**What this task involves**: Copy every record that follows, word for word.

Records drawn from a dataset
Segment Open

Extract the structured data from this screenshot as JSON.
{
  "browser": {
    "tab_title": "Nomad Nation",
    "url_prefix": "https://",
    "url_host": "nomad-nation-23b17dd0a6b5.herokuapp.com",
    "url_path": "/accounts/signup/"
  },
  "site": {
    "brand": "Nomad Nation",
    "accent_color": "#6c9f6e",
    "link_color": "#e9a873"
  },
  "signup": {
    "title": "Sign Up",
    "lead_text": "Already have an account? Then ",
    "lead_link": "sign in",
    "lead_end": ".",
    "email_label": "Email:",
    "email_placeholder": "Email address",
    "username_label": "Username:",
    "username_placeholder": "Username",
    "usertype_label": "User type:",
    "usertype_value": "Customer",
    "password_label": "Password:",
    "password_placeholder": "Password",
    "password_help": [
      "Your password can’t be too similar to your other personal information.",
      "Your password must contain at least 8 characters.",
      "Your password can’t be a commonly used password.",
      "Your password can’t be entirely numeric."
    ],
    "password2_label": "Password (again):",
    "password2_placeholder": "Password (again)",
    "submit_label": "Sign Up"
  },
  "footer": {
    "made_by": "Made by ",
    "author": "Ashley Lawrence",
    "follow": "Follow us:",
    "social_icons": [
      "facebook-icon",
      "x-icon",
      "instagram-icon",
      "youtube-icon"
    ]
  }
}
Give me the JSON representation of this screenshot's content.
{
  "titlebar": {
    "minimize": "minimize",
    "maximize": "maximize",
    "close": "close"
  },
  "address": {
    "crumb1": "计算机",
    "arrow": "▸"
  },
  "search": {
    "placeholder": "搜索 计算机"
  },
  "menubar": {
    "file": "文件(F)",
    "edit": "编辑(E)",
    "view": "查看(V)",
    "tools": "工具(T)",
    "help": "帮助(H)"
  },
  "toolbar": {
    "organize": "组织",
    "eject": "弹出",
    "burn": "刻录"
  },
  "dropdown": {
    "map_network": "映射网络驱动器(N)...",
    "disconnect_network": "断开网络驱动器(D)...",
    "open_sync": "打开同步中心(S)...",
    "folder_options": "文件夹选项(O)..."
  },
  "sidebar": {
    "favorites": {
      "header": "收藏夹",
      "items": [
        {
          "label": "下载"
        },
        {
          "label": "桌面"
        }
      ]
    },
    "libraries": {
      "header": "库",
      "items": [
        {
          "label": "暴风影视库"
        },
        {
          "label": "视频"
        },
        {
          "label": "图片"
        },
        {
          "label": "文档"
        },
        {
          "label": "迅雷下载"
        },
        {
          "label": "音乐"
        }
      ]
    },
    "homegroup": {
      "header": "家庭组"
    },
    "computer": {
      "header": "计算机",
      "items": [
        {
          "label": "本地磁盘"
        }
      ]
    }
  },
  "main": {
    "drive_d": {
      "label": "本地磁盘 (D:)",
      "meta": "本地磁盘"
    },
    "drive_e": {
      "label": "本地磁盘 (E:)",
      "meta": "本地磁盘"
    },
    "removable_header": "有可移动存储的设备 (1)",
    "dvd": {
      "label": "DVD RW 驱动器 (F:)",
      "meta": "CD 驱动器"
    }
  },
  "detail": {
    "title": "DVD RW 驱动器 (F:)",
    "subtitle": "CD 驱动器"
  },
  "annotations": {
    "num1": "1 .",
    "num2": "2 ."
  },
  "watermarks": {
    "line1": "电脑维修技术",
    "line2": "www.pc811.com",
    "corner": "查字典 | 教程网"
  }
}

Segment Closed

**Answer space**:
Extract the structured data from this screenshot as JSON.
{
  "browser": {
    "tab_title": "Nomad Nation",
    "url_prefix": "https://",
    "url_host": "nomad-nation-23b17dd0a6b5.herokuapp.com",
    "url_path": "/accounts/signup/"
  },
  "site": {
    "brand": "Nomad Nation",
    "accent_color": "#6c9f6e",
    "link_color": "#e9a873"
  },
  "signup": {
    "title": "Sign Up",
    "lead_text": "Already have an account? Then ",
    "lead_link": "sign in",
    "lead_end": ".",
    "email_label": "Email:",
    "email_placeholder": "Email address",
    "username_label": "Username:",
    "username_placeholder": "Username",
    "usertype_label": "User type:",
    "usertype_value": "Customer",
    "password_label": "Password:",
    "password_placeholder": "Password",
    "password_help": [
      "Your password can’t be too similar to your other personal information.",
      "Your password must contain at least 8 characters.",
      "Your password can’t be a commonly used password.",
      "Your password can’t be entirely numeric."
    ],
    "password2_label": "Password (again):",
    "password2_placeholder": "Password (again)",
    "submit_label": "Sign Up"
  },
  "footer": {
    "made_by": "Made by ",
    "author": "Ashley Lawrence",
    "follow": "Follow us:",
    "social_icons": [
      "facebook-icon",
      "x-icon",
      "instagram-icon",
      "youtube-icon"
    ]
  }
}
Give me the JSON representation of this screenshot's content.
{
  "titlebar": {
    "minimize": "minimize",
    "maximize": "maximize",
    "close": "close"
  },
  "address": {
    "crumb1": "计算机",
    "arrow": "▸"
  },
  "search": {
    "placeholder": "搜索 计算机"
  },
  "menubar": {
    "file": "文件(F)",
    "edit": "编辑(E)",
    "view": "查看(V)",
    "tools": "工具(T)",
    "help": "帮助(H)"
  },
  "toolbar": {
    "organize": "组织",
    "eject": "弹出",
    "burn": "刻录"
  },
  "dropdown": {
    "map_network": "映射网络驱动器(N)...",
    "disconnect_network": "断开网络驱动器(D)...",
    "open_sync": "打开同步中心(S)...",
    "folder_options": "文件夹选项(O)..."
  },
  "sidebar": {
    "favorites": {
      "header": "收藏夹",
      "items": [
        {
          "label": "下载"
        },
        {
          "label": "桌面"
        }
      ]
    },
    "libraries": {
      "header": "库",
      "items": [
        {
          "label": "暴风影视库"
        },
        {
          "label": "视频"
        },
        {
          "label": "图片"
        },
        {
          "label": "文档"
        },
        {
          "label": "迅雷下载"
        },
        {
          "label": "音乐"
        }
      ]
    },
    "homegroup": {
      "header": "家庭组"
    },
    "computer": {
      "header": "计算机",
      "items": [
        {
          "label": "本地磁盘"
        }
      ]
    }
  },
  "main": {
    "drive_d": {
      "label": "本地磁盘 (D:)",
      "meta": "本地磁盘"
    },
    "drive_e": {
      "label": "本地磁盘 (E:)",
      "meta": "本地磁盘"
    },
    "removable_header": "有可移动存储的设备 (1)",
    "dvd": {
      "label": "DVD RW 驱动器 (F:)",
      "meta": "CD 驱动器"
    }
  },
  "detail": {
    "title": "DVD RW 驱动器 (F:)",
    "subtitle": "CD 驱动器"
  },
  "annotations": {
    "num1": "1 .",
    "num2": "2 ."
  },
  "watermarks": {
    "line1": "电脑维修技术",
    "line2": "www.pc811.com",
    "corner": "查字典 | 教程网"
  }
}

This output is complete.